#### [Required action]
Your answer should consist of the lines in the data below that contain "icon".

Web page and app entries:
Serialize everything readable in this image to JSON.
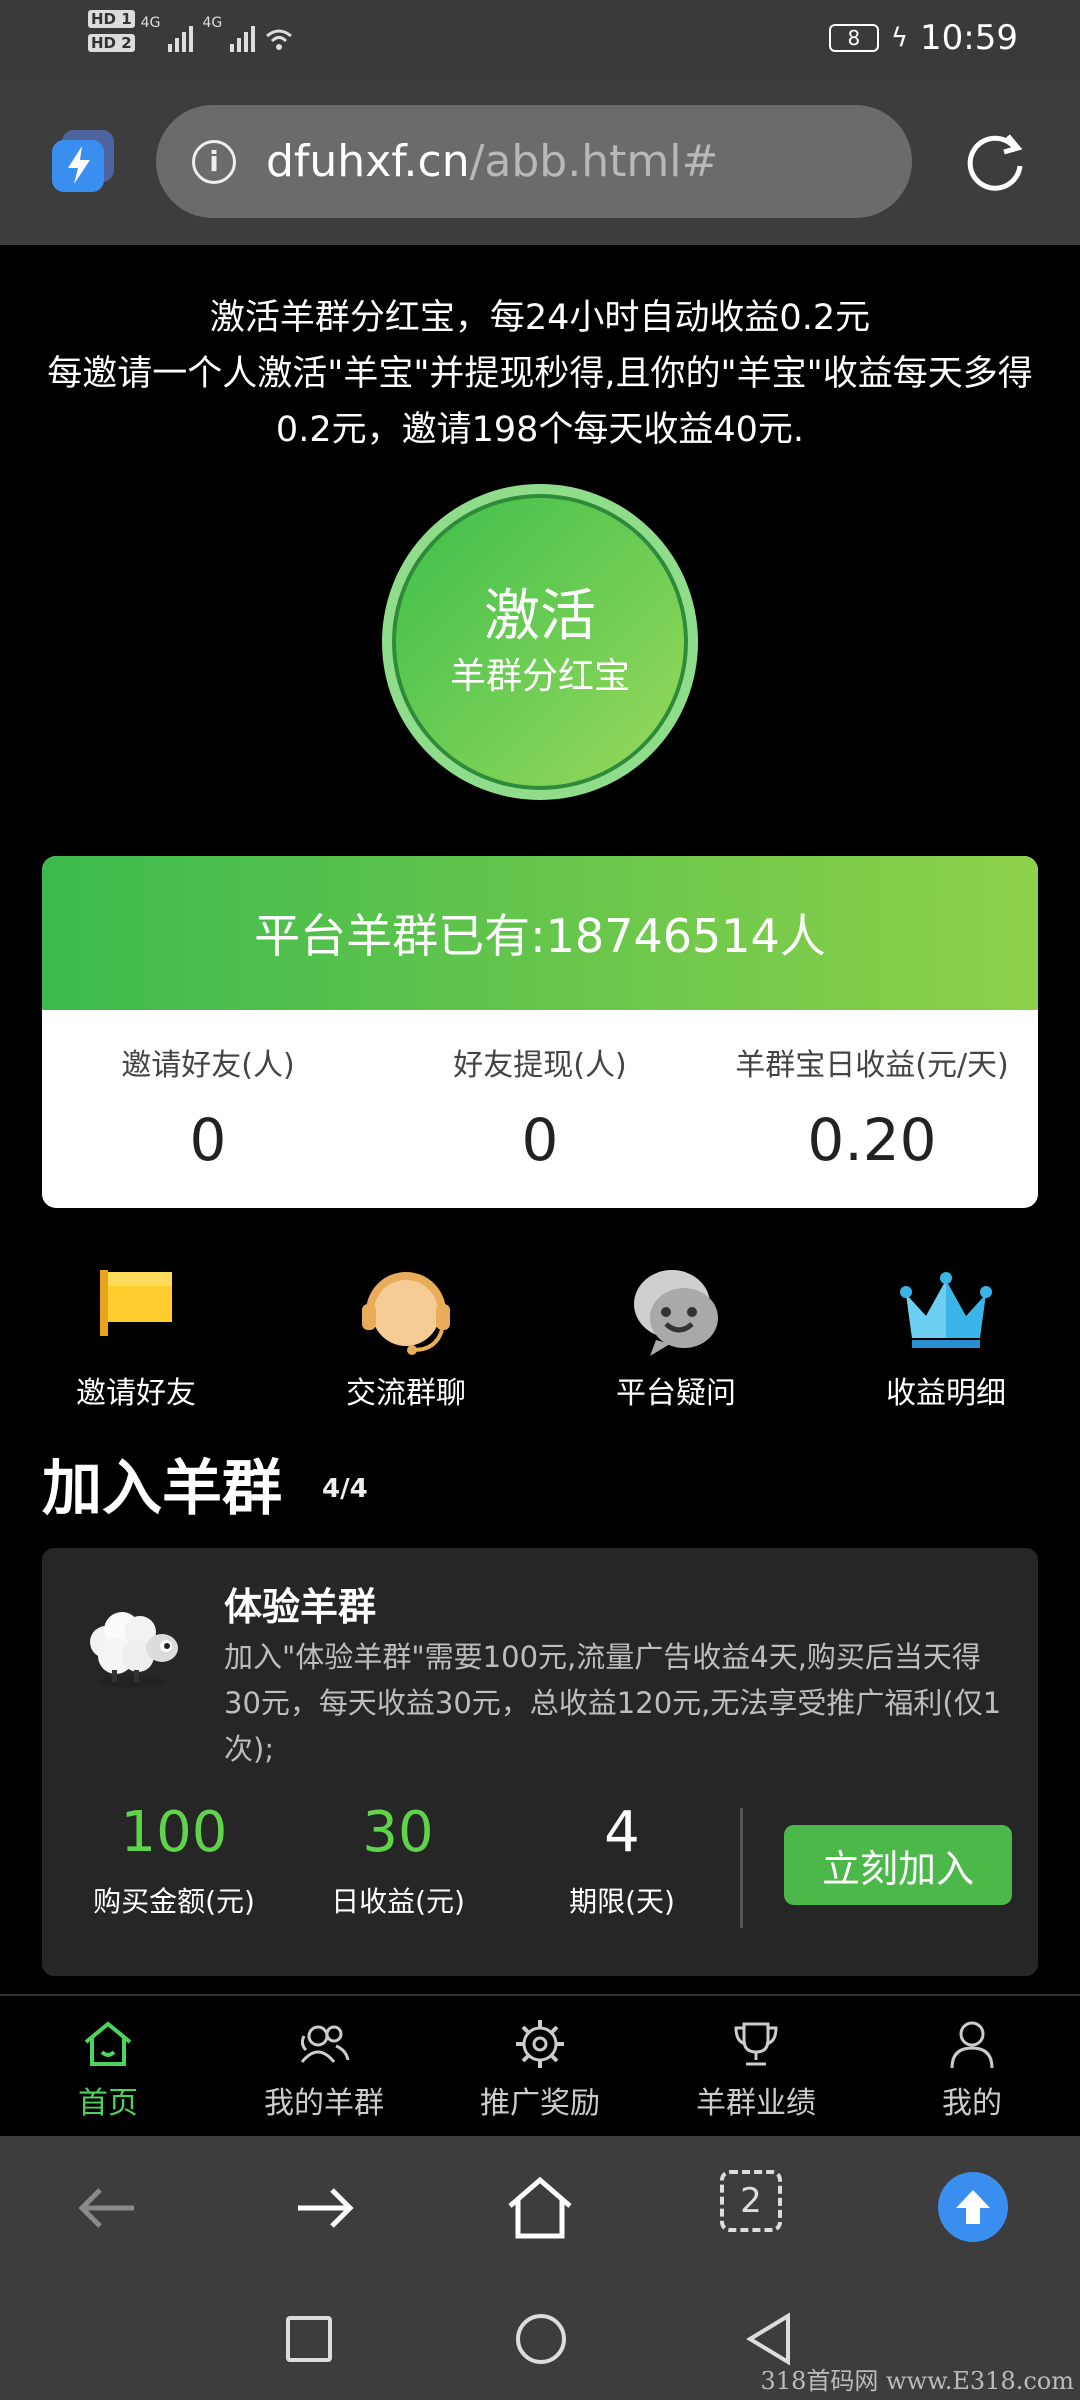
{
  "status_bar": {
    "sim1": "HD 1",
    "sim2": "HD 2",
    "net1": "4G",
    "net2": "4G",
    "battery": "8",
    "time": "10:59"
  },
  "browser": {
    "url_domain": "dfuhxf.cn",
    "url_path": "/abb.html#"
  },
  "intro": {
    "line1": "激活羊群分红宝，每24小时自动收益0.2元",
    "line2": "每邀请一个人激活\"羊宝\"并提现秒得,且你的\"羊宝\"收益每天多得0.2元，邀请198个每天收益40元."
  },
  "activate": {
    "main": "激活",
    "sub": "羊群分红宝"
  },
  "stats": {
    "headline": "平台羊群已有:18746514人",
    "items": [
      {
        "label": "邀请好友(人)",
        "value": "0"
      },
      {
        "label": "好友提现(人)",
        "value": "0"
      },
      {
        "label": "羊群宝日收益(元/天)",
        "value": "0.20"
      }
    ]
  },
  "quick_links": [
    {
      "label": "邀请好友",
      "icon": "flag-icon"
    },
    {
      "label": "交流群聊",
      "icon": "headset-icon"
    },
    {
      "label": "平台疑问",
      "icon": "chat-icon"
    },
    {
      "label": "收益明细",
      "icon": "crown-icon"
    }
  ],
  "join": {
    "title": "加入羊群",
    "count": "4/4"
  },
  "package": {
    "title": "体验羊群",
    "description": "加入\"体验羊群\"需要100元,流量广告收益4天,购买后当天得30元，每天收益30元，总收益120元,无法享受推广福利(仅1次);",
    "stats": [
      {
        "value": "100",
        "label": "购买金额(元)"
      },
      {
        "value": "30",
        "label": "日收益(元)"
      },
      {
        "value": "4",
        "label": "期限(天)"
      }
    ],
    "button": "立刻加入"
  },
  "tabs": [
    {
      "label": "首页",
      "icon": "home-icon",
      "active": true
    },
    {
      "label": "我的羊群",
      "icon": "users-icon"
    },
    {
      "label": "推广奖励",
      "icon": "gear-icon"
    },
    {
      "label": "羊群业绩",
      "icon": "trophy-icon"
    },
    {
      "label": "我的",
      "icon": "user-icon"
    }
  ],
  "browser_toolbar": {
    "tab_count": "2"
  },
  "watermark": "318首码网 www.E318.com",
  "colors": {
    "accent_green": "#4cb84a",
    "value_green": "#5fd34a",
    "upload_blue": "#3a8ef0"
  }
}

#### [Your solution]
      "icon": "flag-icon"
      "icon": "headset-icon"
      "icon": "chat-icon"
      "icon": "crown-icon"
      "icon": "home-icon",
      "icon": "users-icon"
      "icon": "gear-icon"
      "icon": "trophy-icon"
      "icon": "user-icon"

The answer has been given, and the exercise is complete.